Giuseppe Seminario, pro LGBTI+ crusader
Posted on 04 May 2022 From Bologna Welcome
Exclusively for Promenade..
Giuseppe Seminario,President of Cassero LGBTI+ Center and LGBTI+ rights activist
The Cassero LGBTI+ Center, where I have been engaged in social activism for more than ten years, is technically a social promotion association, a year-round political and cultural laboratory that promotes the rights of people from the LGBTQIAP+ community and their well-being through personal services, social groups, artistic, cultural and recreational activities, advocacy and training.
I wish tomorrow's Bologna to have fewer social inequalities, as they continue to persist despite being perceived as almost overcome; to achieve this, people living in the city every day must be actively involved, without chasing after decorum of fighting moral decay through slogans
Let me relate a recurring anecdote that underlines the importance of Cassero in the city and its role as catalyst. On many different occasions, from tax offices to supermarkets, every time I made reference to Cassero, the people I was talking to would spontaneously share a memory of Porta Saragozza, the Salara, or of the many events organised by our association, and they did that with great affection.
The gardens of villa Cassarini, with their pink triangle-shaped plaque commemorating the victims of Nazi-Fascism, unmissable stop of every 25th April celebration and preferred setting of a number of pride parades of which I bear a strong bond. And, of course, the Salara, best visited during the day with the Flavia Madaschi Documentation Centre or in the evening during a dance party.
Plus, if I have to think about places where I feel at home, I cannot but mention two nightclubs, Barattolo and Moustache, ideal spots for a drink with friends, as well as Libreria Igor and Senape Vivaio Urbano, where I regularly buy books and plants in a friendly, welcoming atmosphere.
What's your favourite Bolognese word and why?
Busone, the Bolognese slur for homosexuals.
It may sound curious, but, as an activist, I have learned to ironically and proudly re-appropriate the words used to insult me and the community I belong to.

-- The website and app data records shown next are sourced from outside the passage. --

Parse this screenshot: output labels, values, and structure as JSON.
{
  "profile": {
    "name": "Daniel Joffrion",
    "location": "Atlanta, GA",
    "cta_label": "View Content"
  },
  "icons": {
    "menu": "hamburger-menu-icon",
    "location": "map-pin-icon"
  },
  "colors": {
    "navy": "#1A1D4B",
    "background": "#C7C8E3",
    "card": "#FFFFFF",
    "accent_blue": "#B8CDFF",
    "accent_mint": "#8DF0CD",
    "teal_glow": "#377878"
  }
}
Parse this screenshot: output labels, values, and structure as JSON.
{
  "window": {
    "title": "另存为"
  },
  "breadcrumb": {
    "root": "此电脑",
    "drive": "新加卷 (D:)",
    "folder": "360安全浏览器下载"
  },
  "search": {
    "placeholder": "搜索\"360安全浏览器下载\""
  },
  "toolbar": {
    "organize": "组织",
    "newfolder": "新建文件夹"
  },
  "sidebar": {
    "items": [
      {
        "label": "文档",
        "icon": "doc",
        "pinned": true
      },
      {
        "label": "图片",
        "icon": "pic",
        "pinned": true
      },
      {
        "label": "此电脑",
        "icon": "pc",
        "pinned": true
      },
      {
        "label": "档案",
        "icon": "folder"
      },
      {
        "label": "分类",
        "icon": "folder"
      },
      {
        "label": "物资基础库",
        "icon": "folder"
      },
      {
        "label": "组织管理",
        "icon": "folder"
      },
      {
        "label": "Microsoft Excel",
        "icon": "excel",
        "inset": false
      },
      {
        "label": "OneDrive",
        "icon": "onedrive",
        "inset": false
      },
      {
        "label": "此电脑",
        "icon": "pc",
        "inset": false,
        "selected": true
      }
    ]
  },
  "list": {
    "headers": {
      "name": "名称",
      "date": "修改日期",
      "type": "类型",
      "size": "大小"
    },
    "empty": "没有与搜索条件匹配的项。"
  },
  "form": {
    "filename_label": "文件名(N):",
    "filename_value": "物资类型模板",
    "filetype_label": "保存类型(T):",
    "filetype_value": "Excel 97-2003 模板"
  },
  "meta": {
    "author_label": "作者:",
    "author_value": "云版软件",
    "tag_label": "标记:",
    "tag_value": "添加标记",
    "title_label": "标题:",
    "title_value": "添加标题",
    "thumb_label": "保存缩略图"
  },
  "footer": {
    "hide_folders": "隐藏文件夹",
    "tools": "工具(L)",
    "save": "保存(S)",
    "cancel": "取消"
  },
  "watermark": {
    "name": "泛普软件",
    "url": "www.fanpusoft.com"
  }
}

And then, the first time I came across that word was on the banner displayed when the Cassero di Porta Saragozza was occupied, which read 'L'è mei un fiol leder che un fiol buson' (A thief son is better than a faggot son)